Using Sport Tourism as a gateway to wider tourism initiatives
Sport tourists are passionate! Sport tourists are high spending! Sport tourists are always open to new experiences! What can Jamaica do to attract more of these types of visitors? In this challenging economic climate, a destination must have diverse offerings to attract and keep tourists coming back over and over again.
The US$4.5 trillion industry is expected to see at least 10 per cent growth by 2011, according to Sport Business International. Cities around the world are becoming increasingly dependent of the visiting tri-athlete, golfer, cricketer, track athlete and footballer and Jamaica can benefit from these sports.
The average golfer is passionate, high spending and will more than likely try a new experience, so attractions become very important. So the Mystic Mountains, Chukka Blue and White River (tubing) are key attractions to maintain.

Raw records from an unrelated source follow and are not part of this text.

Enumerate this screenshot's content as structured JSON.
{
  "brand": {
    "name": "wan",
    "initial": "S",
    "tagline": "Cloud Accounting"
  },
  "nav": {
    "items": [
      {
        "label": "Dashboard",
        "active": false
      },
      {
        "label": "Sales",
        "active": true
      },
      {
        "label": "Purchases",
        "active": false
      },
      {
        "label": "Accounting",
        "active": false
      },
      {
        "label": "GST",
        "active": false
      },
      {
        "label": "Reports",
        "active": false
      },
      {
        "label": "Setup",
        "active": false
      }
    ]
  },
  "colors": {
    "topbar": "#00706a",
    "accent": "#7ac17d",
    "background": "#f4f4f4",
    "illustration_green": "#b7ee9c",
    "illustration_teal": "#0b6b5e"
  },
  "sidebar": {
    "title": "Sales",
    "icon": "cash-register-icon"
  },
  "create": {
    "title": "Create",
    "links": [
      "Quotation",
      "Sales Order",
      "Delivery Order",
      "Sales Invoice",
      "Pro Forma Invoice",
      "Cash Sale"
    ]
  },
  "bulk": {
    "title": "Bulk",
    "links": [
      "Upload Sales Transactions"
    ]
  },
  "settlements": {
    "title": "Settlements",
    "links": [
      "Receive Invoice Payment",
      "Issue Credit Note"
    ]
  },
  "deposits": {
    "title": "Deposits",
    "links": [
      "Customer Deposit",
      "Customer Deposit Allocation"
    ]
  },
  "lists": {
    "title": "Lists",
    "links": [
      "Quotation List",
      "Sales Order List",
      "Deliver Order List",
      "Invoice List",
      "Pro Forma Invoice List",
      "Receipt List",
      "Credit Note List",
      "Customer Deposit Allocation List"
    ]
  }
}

Take a look at the typical football fan, which travels to support his/her team of choice. Fully prepared with clothing to wear to the games, but will also spend to buy any kind of souvenir items available. There are also some items which a fan is not able to travel with and so those items, if available, are purchased at the venue for the games. These are flags or anything with sticks. Locals have a real opportunity to earn. The passionate sport tourist may also like great music/entertainment, so plays, musical shows and night clubs are a great addition to a package.
Golfers are deemed to be some of the highest spending tourists in the world, and so the tastes are generally in the higher end. So great entertainment – Jazz shows, expensive wines, great cuisine. They will spend. Development of packages to suit the tastes must be done. The element of research should not be avoided and companies should invest.
The Business of Sport Tourism Report by Ross Biddiscombe is available for €690/476 pounds/US$815. This publication gives an extensive range of intelligence report in the sport tourism industry. It also identifies events and destinations which are key contributors to the growth and development of this sector.
The events which were used as case studies include, Athens Olympic Games 2004, Volvo Ocean Race, World Cup Cricket 2003 (South Africa); and the New York Marathon, to name a few; while some of the more popular destinations for sport tourism include Australia, Canada, Northern Ireland and South Africa.
In doing the research for this column, it was interesting to note than the major buyers for this report are private sector organisations. Financial institutions were also heavy on the list. So while we expect Government to develop policy, private sector activity must drive the economy.
I therefore call for an Advisory Team to work with the Ministry of Tourism, specifically on Sport Tourism. The team should consist of a planner, researcher, marketer, communicator, manager and maybe two other persons who are sport-business minded. Not more than seven is needed. A ten year plan can be drafted and must be done in conjunction with the ministries and agencies which design and implement activities worthy on capitalizing on the trillion dollar sport tourism industry.
Note: I know the Rose Hall team is already on the phone for the 2009 version of the Rose Hall WATA triathlon. What an event that should turn out to be? Triathletes, on average take up to five members of their families…so do the math!